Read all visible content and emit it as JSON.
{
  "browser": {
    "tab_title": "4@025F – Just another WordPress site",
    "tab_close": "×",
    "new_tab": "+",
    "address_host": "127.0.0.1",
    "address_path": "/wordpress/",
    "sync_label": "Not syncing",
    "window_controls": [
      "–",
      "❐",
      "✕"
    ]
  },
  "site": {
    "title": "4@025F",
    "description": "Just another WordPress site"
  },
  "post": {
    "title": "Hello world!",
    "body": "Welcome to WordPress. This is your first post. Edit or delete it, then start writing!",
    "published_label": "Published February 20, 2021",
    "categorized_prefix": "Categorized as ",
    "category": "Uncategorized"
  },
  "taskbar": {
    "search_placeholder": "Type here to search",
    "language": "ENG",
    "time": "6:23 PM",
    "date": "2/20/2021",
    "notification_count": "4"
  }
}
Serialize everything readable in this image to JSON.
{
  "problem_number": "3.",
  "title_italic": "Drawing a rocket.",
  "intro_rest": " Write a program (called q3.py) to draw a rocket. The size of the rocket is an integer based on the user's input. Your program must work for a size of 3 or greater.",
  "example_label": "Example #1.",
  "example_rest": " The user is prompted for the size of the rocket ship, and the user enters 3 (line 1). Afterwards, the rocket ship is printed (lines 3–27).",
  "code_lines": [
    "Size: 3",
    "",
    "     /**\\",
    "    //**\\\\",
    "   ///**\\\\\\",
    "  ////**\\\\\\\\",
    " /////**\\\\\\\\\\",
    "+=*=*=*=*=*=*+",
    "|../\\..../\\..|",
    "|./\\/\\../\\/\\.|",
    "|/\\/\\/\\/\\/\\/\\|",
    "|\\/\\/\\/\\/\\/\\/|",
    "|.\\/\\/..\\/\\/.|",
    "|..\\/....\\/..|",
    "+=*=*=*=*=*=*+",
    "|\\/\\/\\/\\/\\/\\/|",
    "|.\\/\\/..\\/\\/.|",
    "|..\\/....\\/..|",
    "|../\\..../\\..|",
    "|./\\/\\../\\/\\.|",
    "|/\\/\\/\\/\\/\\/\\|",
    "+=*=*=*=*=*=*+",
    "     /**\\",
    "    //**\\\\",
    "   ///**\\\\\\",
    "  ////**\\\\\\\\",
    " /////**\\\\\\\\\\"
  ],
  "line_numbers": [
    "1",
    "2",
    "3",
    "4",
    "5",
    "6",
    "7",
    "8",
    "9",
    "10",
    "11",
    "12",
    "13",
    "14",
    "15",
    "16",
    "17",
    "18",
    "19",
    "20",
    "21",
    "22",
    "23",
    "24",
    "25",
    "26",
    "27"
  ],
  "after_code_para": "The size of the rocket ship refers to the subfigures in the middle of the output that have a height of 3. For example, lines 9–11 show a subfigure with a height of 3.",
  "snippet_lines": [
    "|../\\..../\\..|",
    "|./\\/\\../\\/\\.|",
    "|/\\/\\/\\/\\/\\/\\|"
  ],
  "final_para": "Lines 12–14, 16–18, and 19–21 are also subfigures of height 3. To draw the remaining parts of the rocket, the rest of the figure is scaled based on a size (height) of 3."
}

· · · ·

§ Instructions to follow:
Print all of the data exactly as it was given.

§ Written solution:
Read all visible content and emit it as JSON.
{
  "browser": {
    "tab_title": "4@025F – Just another WordPress site",
    "tab_close": "×",
    "new_tab": "+",
    "address_host": "127.0.0.1",
    "address_path": "/wordpress/",
    "sync_label": "Not syncing",
    "window_controls": [
      "–",
      "❐",
      "✕"
    ]
  },
  "site": {
    "title": "4@025F",
    "description": "Just another WordPress site"
  },
  "post": {
    "title": "Hello world!",
    "body": "Welcome to WordPress. This is your first post. Edit or delete it, then start writing!",
    "published_label": "Published February 20, 2021",
    "categorized_prefix": "Categorized as ",
    "category": "Uncategorized"
  },
  "taskbar": {
    "search_placeholder": "Type here to search",
    "language": "ENG",
    "time": "6:23 PM",
    "date": "2/20/2021",
    "notification_count": "4"
  }
}
Serialize everything readable in this image to JSON.
{
  "problem_number": "3.",
  "title_italic": "Drawing a rocket.",
  "intro_rest": " Write a program (called q3.py) to draw a rocket. The size of the rocket is an integer based on the user's input. Your program must work for a size of 3 or greater.",
  "example_label": "Example #1.",
  "example_rest": " The user is prompted for the size of the rocket ship, and the user enters 3 (line 1). Afterwards, the rocket ship is printed (lines 3–27).",
  "code_lines": [
    "Size: 3",
    "",
    "     /**\\",
    "    //**\\\\",
    "   ///**\\\\\\",
    "  ////**\\\\\\\\",
    " /////**\\\\\\\\\\",
    "+=*=*=*=*=*=*+",
    "|../\\..../\\..|",
    "|./\\/\\../\\/\\.|",
    "|/\\/\\/\\/\\/\\/\\|",
    "|\\/\\/\\/\\/\\/\\/|",
    "|.\\/\\/..\\/\\/.|",
    "|..\\/....\\/..|",
    "+=*=*=*=*=*=*+",
    "|\\/\\/\\/\\/\\/\\/|",
    "|.\\/\\/..\\/\\/.|",
    "|..\\/....\\/..|",
    "|../\\..../\\..|",
    "|./\\/\\../\\/\\.|",
    "|/\\/\\/\\/\\/\\/\\|",
    "+=*=*=*=*=*=*+",
    "     /**\\",
    "    //**\\\\",
    "   ///**\\\\\\",
    "  ////**\\\\\\\\",
    " /////**\\\\\\\\\\"
  ],
  "line_numbers": [
    "1",
    "2",
    "3",
    "4",
    "5",
    "6",
    "7",
    "8",
    "9",
    "10",
    "11",
    "12",
    "13",
    "14",
    "15",
    "16",
    "17",
    "18",
    "19",
    "20",
    "21",
    "22",
    "23",
    "24",
    "25",
    "26",
    "27"
  ],
  "after_code_para": "The size of the rocket ship refers to the subfigures in the middle of the output that have a height of 3. For example, lines 9–11 show a subfigure with a height of 3.",
  "snippet_lines": [
    "|../\\..../\\..|",
    "|./\\/\\../\\/\\.|",
    "|/\\/\\/\\/\\/\\/\\|"
  ],
  "final_para": "Lines 12–14, 16–18, and 19–21 are also subfigures of height 3. To draw the remaining parts of the rocket, the rest of the figure is scaled based on a size (height) of 3."
}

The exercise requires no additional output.